Australian Festival Association offers recommendations on licensing
The Australian Festival Association has warned the NSW government that the introduction of its new proposed Festival License and Interim Health Guidelines has been “too rushed”.
The organisation also says that not enough consultation or consideration has been given to the impacts on the industry as a whole.
The rush, it says, will also impact on “the operational capacity each government branch has to implement these changes”.
The association’s statement was made by board member Adelle Robinson, who is managing director of Fuzzy Events.
“Most significant changes to an industry like this would require a Regulatory Impact Statement to assess the real economic impact on an important cultural sector.”
The association points out, “Music festivals which are affected by these changes have an estimated combined audience of over 750,000 patrons and contribute millions of dollars to rural, regional and urban communities in NSW.
“Last minute conditions, increased user-pays police costs and liquor licenses that are issued less than 24 hours before an event have contributed to an atmosphere of fear and uncertainty for many event organisers.”
It has made a number of recommendations to make the new regime workable:
* Roll out the Music Festival License as a trial.
This would “ensure that the definition of a music festival can be applied evenly, that the risk matrix being used to assess events can be reviewed and so the real impact of these changes can be assessed for all genres of music festivals.”
* Maintain the fees for the Music Festival License in line with current Special Event licenses, to ensure the fee doesn’t result in a competitive advantage being given to concerts and other events.
* Roll out a comprehensive online portal which provides harm minimisation training for event staff, patrons and young people across NSW, to address the society-wide issue of drug use which resulted in the deaths of over 2,000 Australians in 2018.
* Open an offsite drug safety checking & education facility, to trial pill testing in a controlled environment that gives people access to a harm minimisation service with appropriate health intervention at any time, not just at music festivals.
To ensure that emergency service costs borne by events are negotiated ahead of time.

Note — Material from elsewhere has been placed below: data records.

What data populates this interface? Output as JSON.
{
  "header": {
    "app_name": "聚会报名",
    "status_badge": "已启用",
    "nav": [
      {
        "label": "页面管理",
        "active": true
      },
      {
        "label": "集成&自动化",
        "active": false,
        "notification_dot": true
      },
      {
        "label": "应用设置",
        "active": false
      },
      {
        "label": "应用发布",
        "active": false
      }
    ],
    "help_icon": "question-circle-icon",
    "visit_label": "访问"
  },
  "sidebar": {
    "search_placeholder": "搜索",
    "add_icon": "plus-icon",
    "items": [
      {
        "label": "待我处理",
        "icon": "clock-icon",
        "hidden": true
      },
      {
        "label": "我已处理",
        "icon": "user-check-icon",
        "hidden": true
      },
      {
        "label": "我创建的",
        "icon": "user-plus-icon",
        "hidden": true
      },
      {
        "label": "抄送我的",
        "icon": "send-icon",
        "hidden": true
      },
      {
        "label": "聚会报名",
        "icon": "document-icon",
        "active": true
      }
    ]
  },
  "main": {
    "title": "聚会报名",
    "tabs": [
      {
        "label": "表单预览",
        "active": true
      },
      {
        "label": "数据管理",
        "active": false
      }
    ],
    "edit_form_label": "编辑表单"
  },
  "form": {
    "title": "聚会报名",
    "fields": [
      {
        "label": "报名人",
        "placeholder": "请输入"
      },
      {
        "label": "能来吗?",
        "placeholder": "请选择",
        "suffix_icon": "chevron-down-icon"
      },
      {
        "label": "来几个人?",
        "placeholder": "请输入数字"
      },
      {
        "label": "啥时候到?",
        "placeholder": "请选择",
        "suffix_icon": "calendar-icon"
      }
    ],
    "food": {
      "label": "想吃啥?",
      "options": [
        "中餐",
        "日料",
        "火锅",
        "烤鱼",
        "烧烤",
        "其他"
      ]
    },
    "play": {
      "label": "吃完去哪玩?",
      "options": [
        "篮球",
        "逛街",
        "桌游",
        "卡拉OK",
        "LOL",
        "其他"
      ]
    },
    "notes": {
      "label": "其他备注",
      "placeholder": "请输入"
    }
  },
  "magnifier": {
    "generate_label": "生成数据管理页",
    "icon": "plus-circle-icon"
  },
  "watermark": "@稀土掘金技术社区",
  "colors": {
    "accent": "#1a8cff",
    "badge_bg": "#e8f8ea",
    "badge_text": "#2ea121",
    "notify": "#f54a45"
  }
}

The AFA will host an industry forum on Friday, February 15 to discuss the above and encourage members and the industry to provide feedback and submissions to Liquor and Gaming and the Premier’s Department